[Exercise materials — start]

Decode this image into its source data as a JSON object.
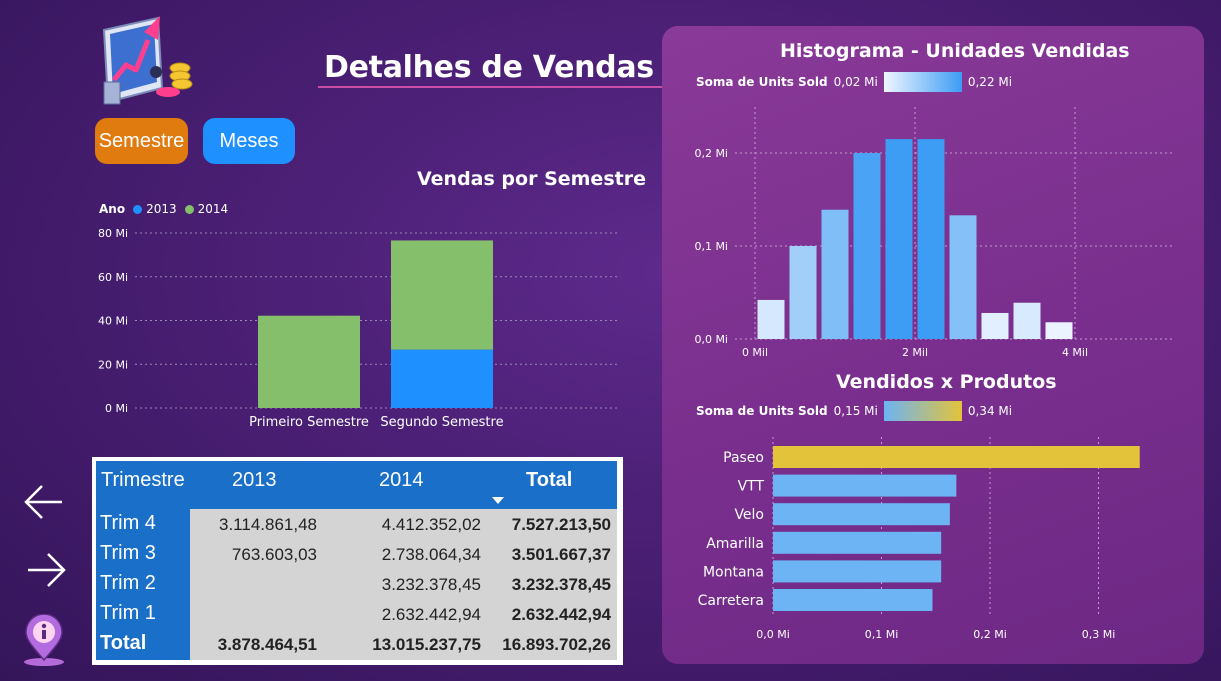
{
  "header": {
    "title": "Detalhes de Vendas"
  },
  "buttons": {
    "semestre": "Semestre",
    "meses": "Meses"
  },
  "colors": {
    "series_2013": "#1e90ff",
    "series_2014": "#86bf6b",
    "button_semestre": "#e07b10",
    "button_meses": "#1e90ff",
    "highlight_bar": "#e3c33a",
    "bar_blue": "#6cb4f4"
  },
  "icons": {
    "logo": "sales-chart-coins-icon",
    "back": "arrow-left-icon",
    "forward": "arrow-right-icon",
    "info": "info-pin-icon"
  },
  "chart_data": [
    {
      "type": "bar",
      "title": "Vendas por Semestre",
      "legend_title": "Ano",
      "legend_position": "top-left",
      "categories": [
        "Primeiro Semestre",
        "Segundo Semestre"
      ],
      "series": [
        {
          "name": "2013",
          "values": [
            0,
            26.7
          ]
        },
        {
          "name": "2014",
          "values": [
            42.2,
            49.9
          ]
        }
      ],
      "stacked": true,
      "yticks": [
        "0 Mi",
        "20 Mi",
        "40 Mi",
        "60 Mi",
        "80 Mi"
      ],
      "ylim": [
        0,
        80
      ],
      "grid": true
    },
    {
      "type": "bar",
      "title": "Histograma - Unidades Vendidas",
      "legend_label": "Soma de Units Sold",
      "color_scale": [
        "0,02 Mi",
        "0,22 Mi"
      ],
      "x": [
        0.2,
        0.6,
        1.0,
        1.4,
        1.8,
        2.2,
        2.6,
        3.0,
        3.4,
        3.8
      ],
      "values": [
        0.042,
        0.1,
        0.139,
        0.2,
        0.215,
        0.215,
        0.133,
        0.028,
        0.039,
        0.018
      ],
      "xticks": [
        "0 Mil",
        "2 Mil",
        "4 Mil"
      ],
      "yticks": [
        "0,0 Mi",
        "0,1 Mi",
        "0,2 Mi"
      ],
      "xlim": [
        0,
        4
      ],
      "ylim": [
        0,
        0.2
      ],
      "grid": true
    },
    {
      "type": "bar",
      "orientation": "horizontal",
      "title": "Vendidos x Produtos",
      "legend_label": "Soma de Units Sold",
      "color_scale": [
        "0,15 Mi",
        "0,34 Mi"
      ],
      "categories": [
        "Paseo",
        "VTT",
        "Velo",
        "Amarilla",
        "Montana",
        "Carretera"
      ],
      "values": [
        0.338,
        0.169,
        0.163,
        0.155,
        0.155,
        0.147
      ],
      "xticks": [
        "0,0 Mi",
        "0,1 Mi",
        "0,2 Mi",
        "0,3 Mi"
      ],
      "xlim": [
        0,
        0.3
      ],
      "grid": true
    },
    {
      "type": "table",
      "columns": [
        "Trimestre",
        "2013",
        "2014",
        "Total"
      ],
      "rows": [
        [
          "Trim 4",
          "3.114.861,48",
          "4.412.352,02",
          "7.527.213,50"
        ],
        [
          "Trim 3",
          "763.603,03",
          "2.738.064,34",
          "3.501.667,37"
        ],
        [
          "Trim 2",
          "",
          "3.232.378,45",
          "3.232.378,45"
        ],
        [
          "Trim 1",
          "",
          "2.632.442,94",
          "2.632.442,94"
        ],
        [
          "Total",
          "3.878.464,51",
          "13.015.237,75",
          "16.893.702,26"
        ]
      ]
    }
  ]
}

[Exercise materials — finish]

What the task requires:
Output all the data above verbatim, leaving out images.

Task solution:
Decode this image into its source data as a JSON object.
{
  "header": {
    "title": "Detalhes de Vendas"
  },
  "buttons": {
    "semestre": "Semestre",
    "meses": "Meses"
  },
  "colors": {
    "series_2013": "#1e90ff",
    "series_2014": "#86bf6b",
    "button_semestre": "#e07b10",
    "button_meses": "#1e90ff",
    "highlight_bar": "#e3c33a",
    "bar_blue": "#6cb4f4"
  },
  "icons": {
    "logo": "sales-chart-coins-icon",
    "back": "arrow-left-icon",
    "forward": "arrow-right-icon",
    "info": "info-pin-icon"
  },
  "chart_data": [
    {
      "type": "bar",
      "title": "Vendas por Semestre",
      "legend_title": "Ano",
      "legend_position": "top-left",
      "categories": [
        "Primeiro Semestre",
        "Segundo Semestre"
      ],
      "series": [
        {
          "name": "2013",
          "values": [
            0,
            26.7
          ]
        },
        {
          "name": "2014",
          "values": [
            42.2,
            49.9
          ]
        }
      ],
      "stacked": true,
      "yticks": [
        "0 Mi",
        "20 Mi",
        "40 Mi",
        "60 Mi",
        "80 Mi"
      ],
      "ylim": [
        0,
        80
      ],
      "grid": true
    },
    {
      "type": "bar",
      "title": "Histograma - Unidades Vendidas",
      "legend_label": "Soma de Units Sold",
      "color_scale": [
        "0,02 Mi",
        "0,22 Mi"
      ],
      "x": [
        0.2,
        0.6,
        1.0,
        1.4,
        1.8,
        2.2,
        2.6,
        3.0,
        3.4,
        3.8
      ],
      "values": [
        0.042,
        0.1,
        0.139,
        0.2,
        0.215,
        0.215,
        0.133,
        0.028,
        0.039,
        0.018
      ],
      "xticks": [
        "0 Mil",
        "2 Mil",
        "4 Mil"
      ],
      "yticks": [
        "0,0 Mi",
        "0,1 Mi",
        "0,2 Mi"
      ],
      "xlim": [
        0,
        4
      ],
      "ylim": [
        0,
        0.2
      ],
      "grid": true
    },
    {
      "type": "bar",
      "orientation": "horizontal",
      "title": "Vendidos x Produtos",
      "legend_label": "Soma de Units Sold",
      "color_scale": [
        "0,15 Mi",
        "0,34 Mi"
      ],
      "categories": [
        "Paseo",
        "VTT",
        "Velo",
        "Amarilla",
        "Montana",
        "Carretera"
      ],
      "values": [
        0.338,
        0.169,
        0.163,
        0.155,
        0.155,
        0.147
      ],
      "xticks": [
        "0,0 Mi",
        "0,1 Mi",
        "0,2 Mi",
        "0,3 Mi"
      ],
      "xlim": [
        0,
        0.3
      ],
      "grid": true
    },
    {
      "type": "table",
      "columns": [
        "Trimestre",
        "2013",
        "2014",
        "Total"
      ],
      "rows": [
        [
          "Trim 4",
          "3.114.861,48",
          "4.412.352,02",
          "7.527.213,50"
        ],
        [
          "Trim 3",
          "763.603,03",
          "2.738.064,34",
          "3.501.667,37"
        ],
        [
          "Trim 2",
          "",
          "3.232.378,45",
          "3.232.378,45"
        ],
        [
          "Trim 1",
          "",
          "2.632.442,94",
          "2.632.442,94"
        ],
        [
          "Total",
          "3.878.464,51",
          "13.015.237,75",
          "16.893.702,26"
        ]
      ]
    }
  ]
}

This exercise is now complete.